[AVAILABLE RECORDS]
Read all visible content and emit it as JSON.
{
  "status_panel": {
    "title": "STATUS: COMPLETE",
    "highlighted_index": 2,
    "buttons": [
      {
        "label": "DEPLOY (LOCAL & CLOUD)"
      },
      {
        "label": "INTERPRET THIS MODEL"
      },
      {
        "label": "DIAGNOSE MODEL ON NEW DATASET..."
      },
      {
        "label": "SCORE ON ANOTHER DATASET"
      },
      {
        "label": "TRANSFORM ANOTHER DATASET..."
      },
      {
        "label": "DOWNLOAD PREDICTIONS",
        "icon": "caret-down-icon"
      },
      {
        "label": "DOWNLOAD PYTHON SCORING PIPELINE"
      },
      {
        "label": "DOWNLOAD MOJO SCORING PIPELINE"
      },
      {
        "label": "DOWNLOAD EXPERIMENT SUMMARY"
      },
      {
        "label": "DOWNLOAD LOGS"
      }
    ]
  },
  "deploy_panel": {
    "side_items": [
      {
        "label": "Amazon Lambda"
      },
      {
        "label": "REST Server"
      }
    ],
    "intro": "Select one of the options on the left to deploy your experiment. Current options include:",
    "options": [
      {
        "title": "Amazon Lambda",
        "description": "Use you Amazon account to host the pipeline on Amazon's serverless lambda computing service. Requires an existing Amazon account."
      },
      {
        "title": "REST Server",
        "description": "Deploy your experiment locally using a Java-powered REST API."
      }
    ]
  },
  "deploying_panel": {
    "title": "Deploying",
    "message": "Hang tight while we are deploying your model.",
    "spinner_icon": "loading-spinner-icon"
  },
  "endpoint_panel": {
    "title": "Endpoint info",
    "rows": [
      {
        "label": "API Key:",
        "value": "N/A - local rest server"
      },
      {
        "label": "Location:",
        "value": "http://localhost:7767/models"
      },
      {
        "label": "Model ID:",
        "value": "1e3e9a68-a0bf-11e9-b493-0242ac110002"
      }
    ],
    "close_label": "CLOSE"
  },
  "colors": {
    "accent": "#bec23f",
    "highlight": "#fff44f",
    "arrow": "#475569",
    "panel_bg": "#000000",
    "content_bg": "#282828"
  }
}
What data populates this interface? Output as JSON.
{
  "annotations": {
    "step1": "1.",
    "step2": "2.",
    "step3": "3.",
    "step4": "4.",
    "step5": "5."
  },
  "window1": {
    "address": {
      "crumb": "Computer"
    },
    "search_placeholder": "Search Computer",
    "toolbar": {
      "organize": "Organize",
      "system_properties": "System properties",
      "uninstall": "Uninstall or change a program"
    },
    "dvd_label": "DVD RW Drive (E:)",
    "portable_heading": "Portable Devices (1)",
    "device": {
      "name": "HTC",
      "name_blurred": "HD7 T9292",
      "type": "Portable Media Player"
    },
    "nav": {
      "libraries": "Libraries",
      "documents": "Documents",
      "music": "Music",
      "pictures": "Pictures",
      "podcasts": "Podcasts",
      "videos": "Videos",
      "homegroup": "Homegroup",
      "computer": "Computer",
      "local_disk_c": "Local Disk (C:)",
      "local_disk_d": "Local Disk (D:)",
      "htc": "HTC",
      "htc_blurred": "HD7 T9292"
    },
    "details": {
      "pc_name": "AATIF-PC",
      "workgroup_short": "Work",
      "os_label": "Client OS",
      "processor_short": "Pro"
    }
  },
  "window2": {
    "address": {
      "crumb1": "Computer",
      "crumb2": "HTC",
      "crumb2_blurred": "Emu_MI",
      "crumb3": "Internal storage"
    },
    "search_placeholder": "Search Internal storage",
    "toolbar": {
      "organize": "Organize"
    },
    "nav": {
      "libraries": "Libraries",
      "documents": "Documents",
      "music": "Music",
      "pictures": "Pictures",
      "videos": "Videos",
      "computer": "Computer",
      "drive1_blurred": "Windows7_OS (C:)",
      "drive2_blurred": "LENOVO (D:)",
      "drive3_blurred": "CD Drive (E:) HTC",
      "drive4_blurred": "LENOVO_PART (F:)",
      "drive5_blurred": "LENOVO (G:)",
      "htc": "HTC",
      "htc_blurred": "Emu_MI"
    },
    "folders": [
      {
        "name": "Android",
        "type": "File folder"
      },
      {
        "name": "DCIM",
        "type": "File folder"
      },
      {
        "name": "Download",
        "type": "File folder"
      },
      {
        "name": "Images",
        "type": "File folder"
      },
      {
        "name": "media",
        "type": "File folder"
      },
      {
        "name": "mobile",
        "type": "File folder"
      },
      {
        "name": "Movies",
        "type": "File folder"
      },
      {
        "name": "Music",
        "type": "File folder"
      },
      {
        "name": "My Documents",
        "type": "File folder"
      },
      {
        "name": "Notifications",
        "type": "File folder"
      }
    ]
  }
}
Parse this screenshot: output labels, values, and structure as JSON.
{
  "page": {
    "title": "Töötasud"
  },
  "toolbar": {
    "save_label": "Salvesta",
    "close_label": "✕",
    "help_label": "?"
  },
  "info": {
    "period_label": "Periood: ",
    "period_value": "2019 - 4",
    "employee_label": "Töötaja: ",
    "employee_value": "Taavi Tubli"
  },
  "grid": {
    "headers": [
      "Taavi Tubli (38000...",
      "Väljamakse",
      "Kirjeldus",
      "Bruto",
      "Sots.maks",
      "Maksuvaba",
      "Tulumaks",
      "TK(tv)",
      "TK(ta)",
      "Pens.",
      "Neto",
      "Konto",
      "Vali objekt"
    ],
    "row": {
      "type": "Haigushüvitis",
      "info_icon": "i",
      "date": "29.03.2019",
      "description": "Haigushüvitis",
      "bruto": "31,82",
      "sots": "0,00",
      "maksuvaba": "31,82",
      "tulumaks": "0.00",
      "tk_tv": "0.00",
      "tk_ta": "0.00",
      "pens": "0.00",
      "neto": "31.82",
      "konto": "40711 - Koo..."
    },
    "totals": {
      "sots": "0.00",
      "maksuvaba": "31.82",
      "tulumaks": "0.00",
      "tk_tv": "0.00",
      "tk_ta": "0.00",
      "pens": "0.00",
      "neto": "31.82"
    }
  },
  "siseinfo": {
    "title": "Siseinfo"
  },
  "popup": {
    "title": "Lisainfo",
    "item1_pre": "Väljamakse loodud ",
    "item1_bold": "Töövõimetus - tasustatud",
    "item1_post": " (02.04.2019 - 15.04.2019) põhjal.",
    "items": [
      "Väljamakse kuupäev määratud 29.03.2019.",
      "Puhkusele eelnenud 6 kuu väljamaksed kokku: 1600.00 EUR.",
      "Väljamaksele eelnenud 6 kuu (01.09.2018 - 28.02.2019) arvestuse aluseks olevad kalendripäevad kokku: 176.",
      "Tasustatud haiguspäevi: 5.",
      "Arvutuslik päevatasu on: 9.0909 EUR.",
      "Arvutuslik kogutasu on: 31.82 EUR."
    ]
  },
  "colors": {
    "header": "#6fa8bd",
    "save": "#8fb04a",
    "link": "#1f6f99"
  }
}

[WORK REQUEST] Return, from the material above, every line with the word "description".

[EXERCISE OUTPUT]
        "description": "Use you Amazon account to host the pipeline on Amazon's serverless lambda computing service. Requires an existing Amazon account."
        "description": "Deploy your experiment locally using a Java-powered REST API."
      "description": "Haigushüvitis",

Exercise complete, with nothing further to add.